“This isn’t about is this the right machine, is this the right process. That’s not the purpose of it. The purpose of it is to get you ready to use the machine,” Hicks said. “We had no choice in the matter. We didn’t choose the machines, and we don’t set the legislation. What we can do is make sure election day goes as smoothly as possible.”
Hicks is confident that voters will pick up on them quickly.
“We need to educate citizens on how to use these voting machines. If they don’t show up, that’s not our fault, but at least we provided the opportunity for them to do it,” he said. “It’s critically important that they learn how to do it. Once they learn how to do it, they’ll see it’s easy as pie.”
Hicks’s investment in the community goes beyond the Board of Elections. He is also a member of the vitally important Development Authority. The Development Authority is tasked with targeting ideal businesses to attract to Fayette.
One way the Development Authority brings about positive change is by incentivizing the right kind of business growth. For instance, they only look to attract businesses that pay a minimum of $30 to $40 an hour.
“The citizens of this county come first for me, not politicians, not builders,” Hicks said. “It is the citizens of this county and how can we best spend their money to ensure they have a brighter future. That’s what I do and the other eight members of that Board focus on, along with the staff.”
Being a part of shaping Fayette’s future is a responsibility he does not take lightly.
“Economic development is the decisions that you make that determine the future of the county,” he said. “I want to be a part of that legacy that says we made a good decision from an economic development standpoint for not just the citizens that are here paying taxes but those citizens that are not here or not even born yet, that we made a good decision and this county is thriving 50 years from now.”
He cited Hartsfield Jackson Airport and its immense impact on Atlanta’s economy. Atlanta fought to be home to the international airport for the region, while Birmingham shied away from the opportunity, and the Alabama city is still playing catchup.
“Economic development changes the future of your county for generations to come. There are decisions we make as board members that, if we make the wrong decision, could cause this county not to be successful in the future 50 years from now.”
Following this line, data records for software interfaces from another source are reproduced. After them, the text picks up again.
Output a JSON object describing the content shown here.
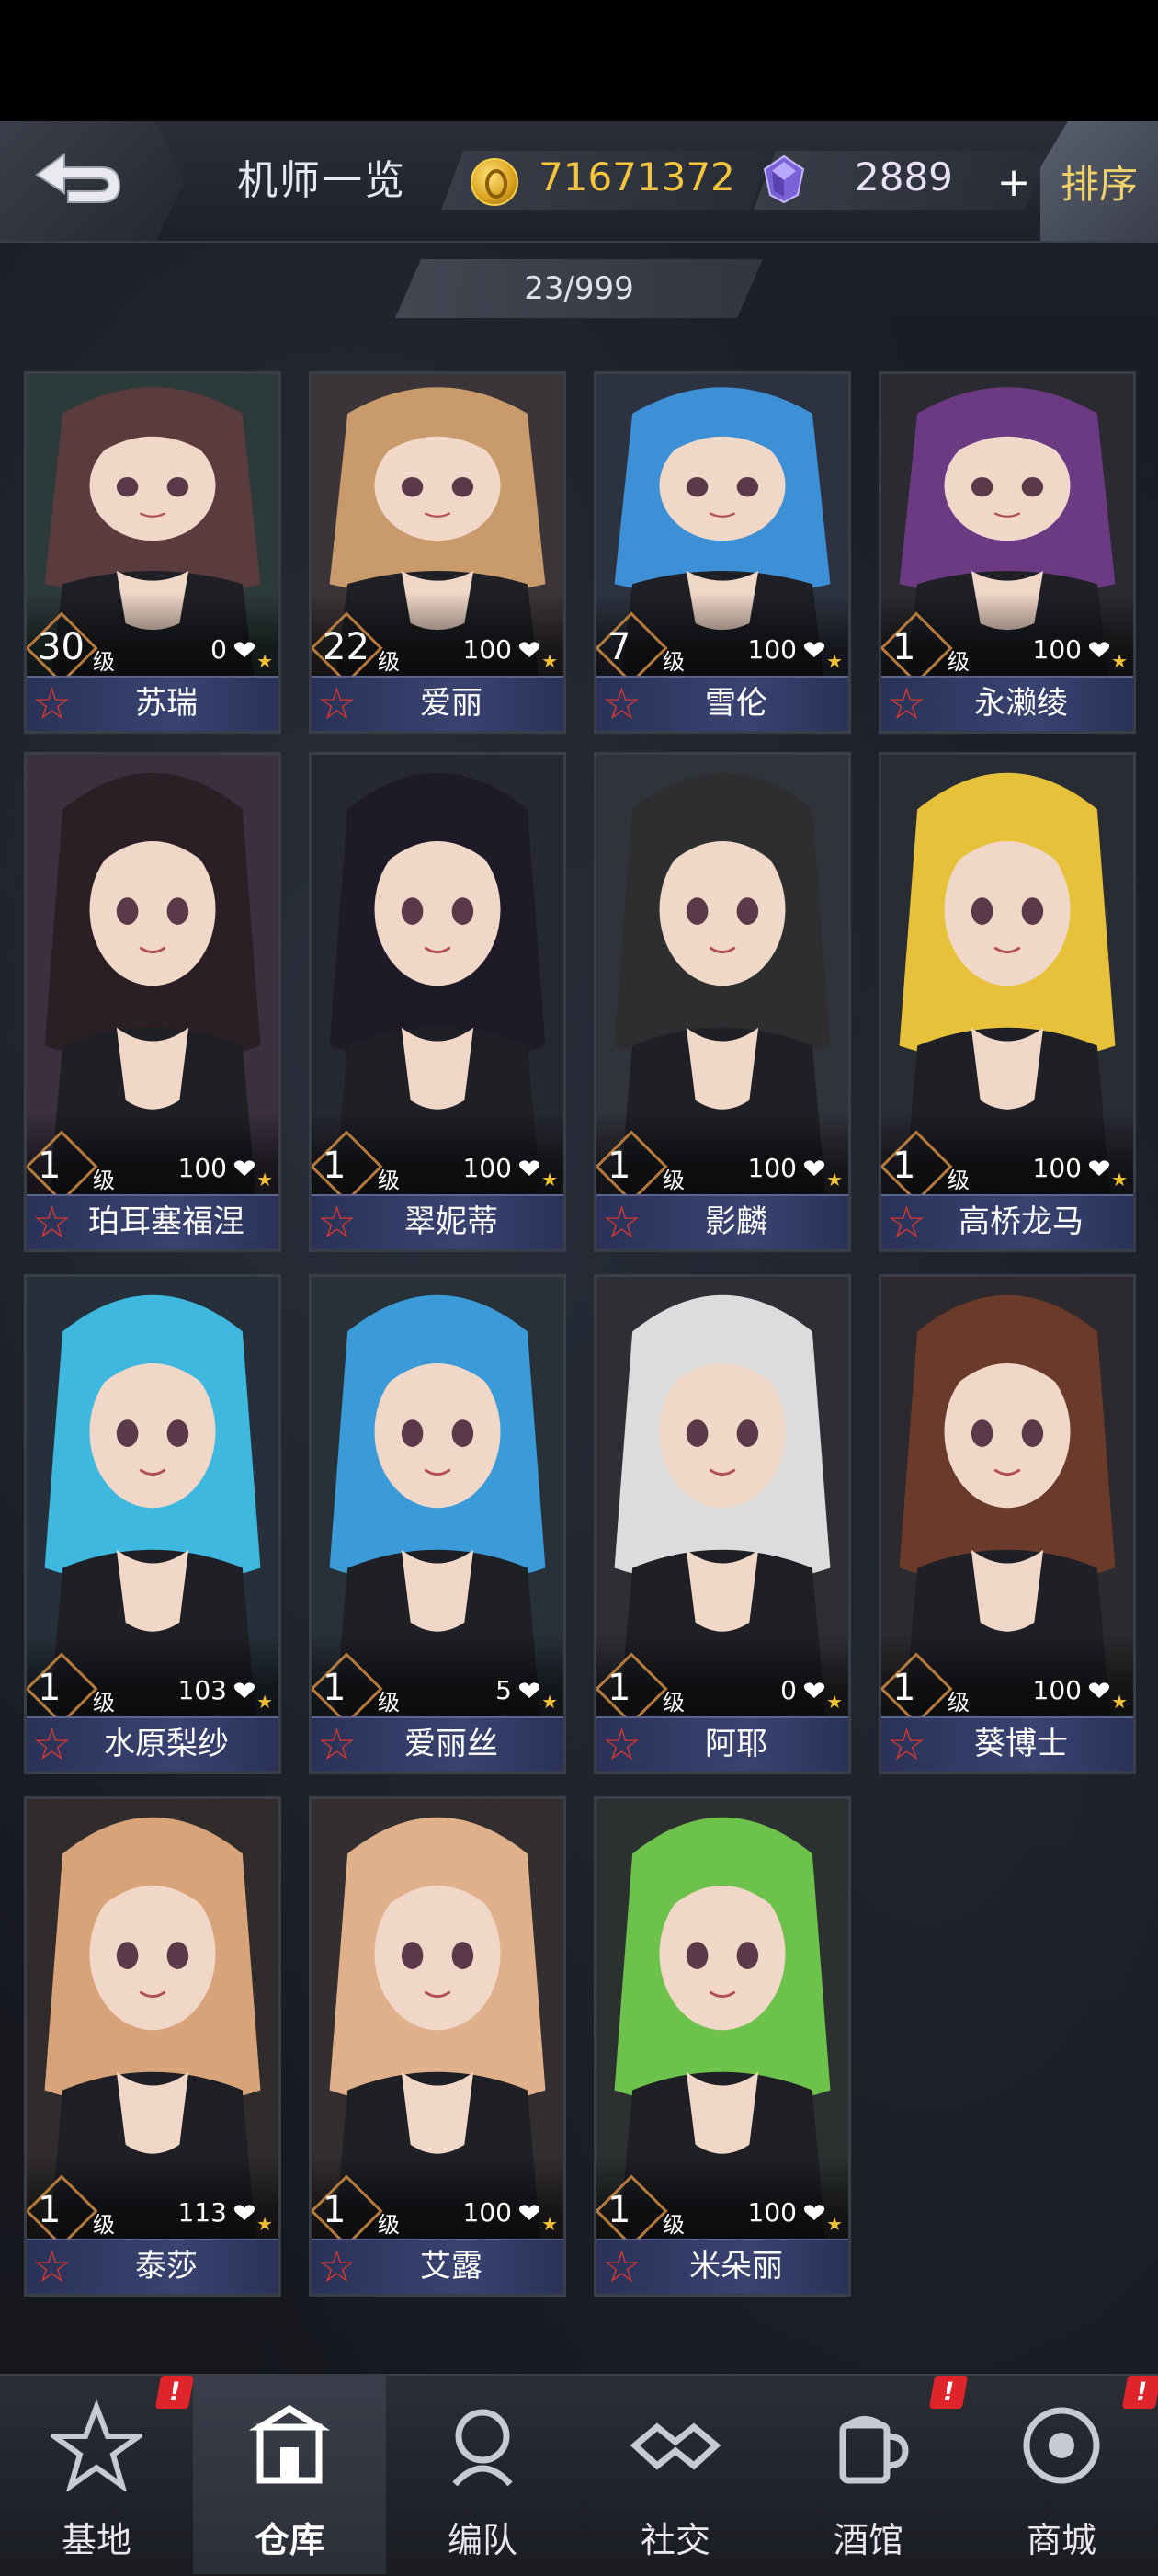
{
  "header": {
    "title": "机师一览",
    "gold": "71671372",
    "gems": "2889",
    "plus_label": "+",
    "sort_label": "排序",
    "count": "23/999"
  },
  "pilots": [
    {
      "name": "苏瑞",
      "level": "30",
      "level_unit": "级",
      "trust": "0",
      "hair": "#5a3b3e",
      "bg": "#2d3a3a"
    },
    {
      "name": "爱丽",
      "level": "22",
      "level_unit": "级",
      "trust": "100",
      "hair": "#c89a6c",
      "bg": "#3b3438"
    },
    {
      "name": "雪伦",
      "level": "7",
      "level_unit": "级",
      "trust": "100",
      "hair": "#3d8fd6",
      "bg": "#2d3240"
    },
    {
      "name": "永濑绫",
      "level": "1",
      "level_unit": "级",
      "trust": "100",
      "hair": "#6b3a82",
      "bg": "#2a2a30"
    },
    {
      "name": "珀耳塞福涅",
      "level": "1",
      "level_unit": "级",
      "trust": "100",
      "hair": "#2a1f24",
      "bg": "#3a3040"
    },
    {
      "name": "翠妮蒂",
      "level": "1",
      "level_unit": "级",
      "trust": "100",
      "hair": "#1e1a28",
      "bg": "#262830"
    },
    {
      "name": "影麟",
      "level": "1",
      "level_unit": "级",
      "trust": "100",
      "hair": "#2c2e30",
      "bg": "#30333a"
    },
    {
      "name": "高桥龙马",
      "level": "1",
      "level_unit": "级",
      "trust": "100",
      "hair": "#e8c13a",
      "bg": "#2a2c34"
    },
    {
      "name": "水原梨纱",
      "level": "1",
      "level_unit": "级",
      "trust": "103",
      "hair": "#3fb8e0",
      "bg": "#26303a"
    },
    {
      "name": "爱丽丝",
      "level": "1",
      "level_unit": "级",
      "trust": "5",
      "hair": "#3b9bd8",
      "bg": "#283038"
    },
    {
      "name": "阿耶",
      "level": "1",
      "level_unit": "级",
      "trust": "0",
      "hair": "#dcdcdc",
      "bg": "#2e2e34"
    },
    {
      "name": "葵博士",
      "level": "1",
      "level_unit": "级",
      "trust": "100",
      "hair": "#6a3a2a",
      "bg": "#2c2a2e"
    },
    {
      "name": "泰莎",
      "level": "1",
      "level_unit": "级",
      "trust": "113",
      "hair": "#d9a37a",
      "bg": "#302c2c"
    },
    {
      "name": "艾露",
      "level": "1",
      "level_unit": "级",
      "trust": "100",
      "hair": "#e0b08a",
      "bg": "#332e30"
    },
    {
      "name": "米朵丽",
      "level": "1",
      "level_unit": "级",
      "trust": "100",
      "hair": "#6cc24a",
      "bg": "#2c3030"
    }
  ],
  "nav": [
    {
      "label": "基地",
      "icon": "base-icon",
      "alert": "!"
    },
    {
      "label": "仓库",
      "icon": "warehouse-icon",
      "alert": ""
    },
    {
      "label": "编队",
      "icon": "formation-icon",
      "alert": ""
    },
    {
      "label": "社交",
      "icon": "handshake-icon",
      "alert": ""
    },
    {
      "label": "酒馆",
      "icon": "tavern-icon",
      "alert": "!"
    },
    {
      "label": "商城",
      "icon": "shop-icon",
      "alert": "!"
    }
  ],
  "colors": {
    "gold": "#f4c53d",
    "name_bar": "#2a3258",
    "star": "#d9382f",
    "alert": "#e0242b"
  }
}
Economic development is understanding that change is inevitable, so you must focus on shepherding in the kind of change that helps a community flourish.
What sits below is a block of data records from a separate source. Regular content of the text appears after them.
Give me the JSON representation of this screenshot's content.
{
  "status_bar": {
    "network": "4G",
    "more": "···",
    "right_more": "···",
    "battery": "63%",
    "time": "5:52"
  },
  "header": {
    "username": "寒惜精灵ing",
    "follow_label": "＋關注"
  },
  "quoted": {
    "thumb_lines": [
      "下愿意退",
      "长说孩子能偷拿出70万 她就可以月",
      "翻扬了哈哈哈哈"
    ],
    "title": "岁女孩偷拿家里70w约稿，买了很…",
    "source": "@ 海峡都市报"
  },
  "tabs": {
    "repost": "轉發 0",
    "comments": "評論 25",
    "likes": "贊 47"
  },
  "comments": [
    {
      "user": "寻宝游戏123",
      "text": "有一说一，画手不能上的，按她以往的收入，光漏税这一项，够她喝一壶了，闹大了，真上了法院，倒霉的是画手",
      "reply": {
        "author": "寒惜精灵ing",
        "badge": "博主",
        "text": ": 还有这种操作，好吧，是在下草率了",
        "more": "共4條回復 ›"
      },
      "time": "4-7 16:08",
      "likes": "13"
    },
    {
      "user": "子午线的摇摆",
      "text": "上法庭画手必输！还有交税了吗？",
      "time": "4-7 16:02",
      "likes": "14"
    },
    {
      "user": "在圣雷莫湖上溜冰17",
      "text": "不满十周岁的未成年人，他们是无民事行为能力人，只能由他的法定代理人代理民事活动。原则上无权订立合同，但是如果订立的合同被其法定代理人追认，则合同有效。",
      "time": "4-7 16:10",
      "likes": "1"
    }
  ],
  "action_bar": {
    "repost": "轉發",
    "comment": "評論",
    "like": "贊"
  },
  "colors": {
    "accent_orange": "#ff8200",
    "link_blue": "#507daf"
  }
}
“Can you shepherd it in, and, if you have concerns about the negative side of that change, then I think, as leaders, you have to deal with it,” he said. “You don’t stop progress because you are afraid of change. You plan for those things that you are concerned with. You do thoughtful planning around those concerns.”
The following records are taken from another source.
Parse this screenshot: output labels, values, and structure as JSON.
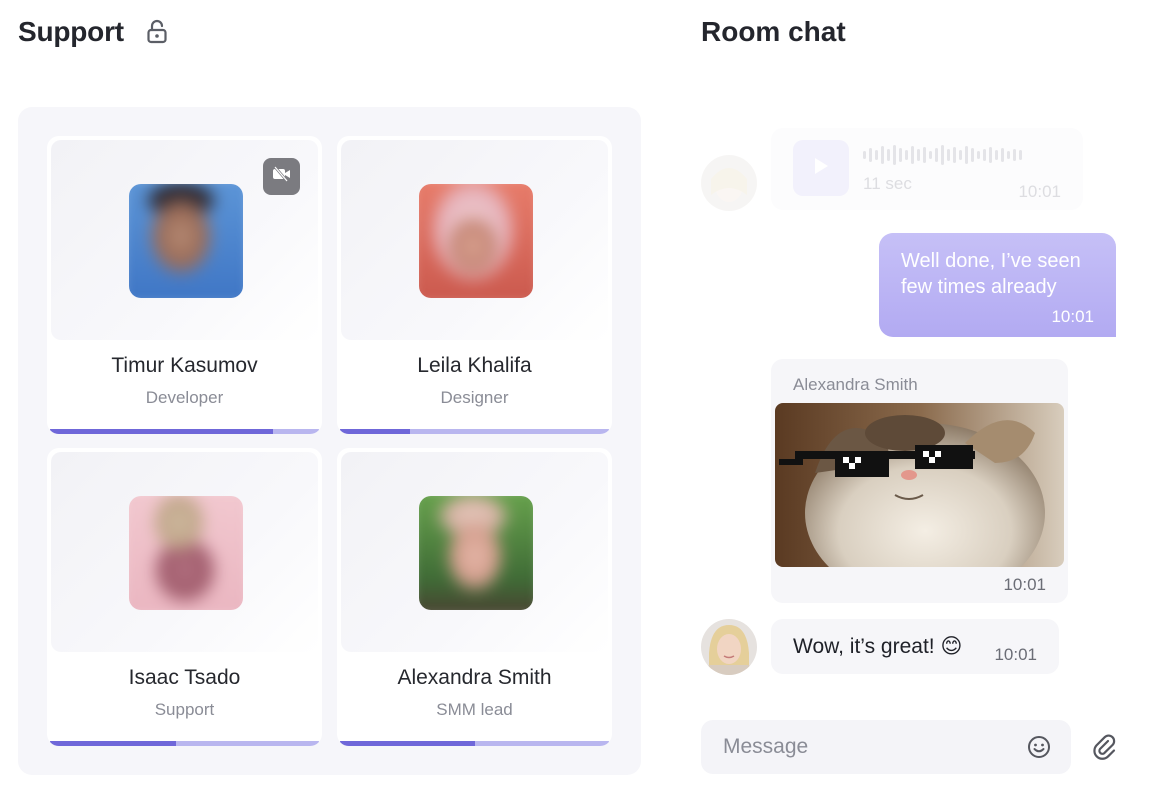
{
  "support": {
    "title": "Support",
    "members": [
      {
        "name": "Timur Kasumov",
        "role": "Developer",
        "progress": 0.83,
        "camera_off": true
      },
      {
        "name": "Leila Khalifa",
        "role": "Designer",
        "progress": 0.26,
        "camera_off": false
      },
      {
        "name": "Isaac Tsado",
        "role": "Support",
        "progress": 0.47,
        "camera_off": false
      },
      {
        "name": "Alexandra Smith",
        "role": "SMM lead",
        "progress": 0.5,
        "camera_off": false
      }
    ]
  },
  "chat": {
    "title": "Room chat",
    "voice_message": {
      "duration": "11 sec",
      "time": "10:01"
    },
    "outgoing_message": {
      "text": "Well done, I’ve seen few times already",
      "time": "10:01"
    },
    "image_message": {
      "sender": "Alexandra Smith",
      "time": "10:01"
    },
    "text_message": {
      "text": "Wow, it’s great! 😊",
      "time": "10:01"
    },
    "input": {
      "placeholder": "Message"
    }
  },
  "colors": {
    "accent": "#6f67d9",
    "accent_light": "#b9b6ef",
    "bubble_out": "#b8b0f4",
    "panel_bg": "#f6f6fa"
  },
  "icons": {
    "lock": "lock-open-icon",
    "camera_off": "video-off-icon",
    "play": "play-icon",
    "emoji": "smiley-icon",
    "attach": "paperclip-icon"
  }
}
One of the biggest challenges the county faces is dealing with a rapidly aging population and striking a balance between current residents and attracting young people to move to, or stay in, Fayette. Among the tasks is attracting data centers and other businesses that bring strong capital investment and high-paying jobs.
“We have to make it easier for young people to move here and live here,” he said. “We can stick our head in the sand and not make decisions because I want it to be the way I want it to be as long as I’m living here without the ability to think of the child that is unborn and what do they want,” he said. “Change is going to happen. It’s inevitable. The question is, are you going to lead the change or are you going to be lead by the change?”
He said a key is getting younger residents involved in the process, and only then can the county get a better cross section of what Fayette needs to be in coming years.
“We’ve got to make sure we’re training the bench, the younger folks that are going to come after us. We’ve got to make sure that we’re giving them an opportunity to participate and we’re leveraging what they bring to the table.”
The bottom line is exciting days are ahead for Fayette.
“If I could say anything, the future of Fayette County is bright. It really is bright,” Hicks said. “We’ve got the right pieces in place, the question is do we make the right moves.”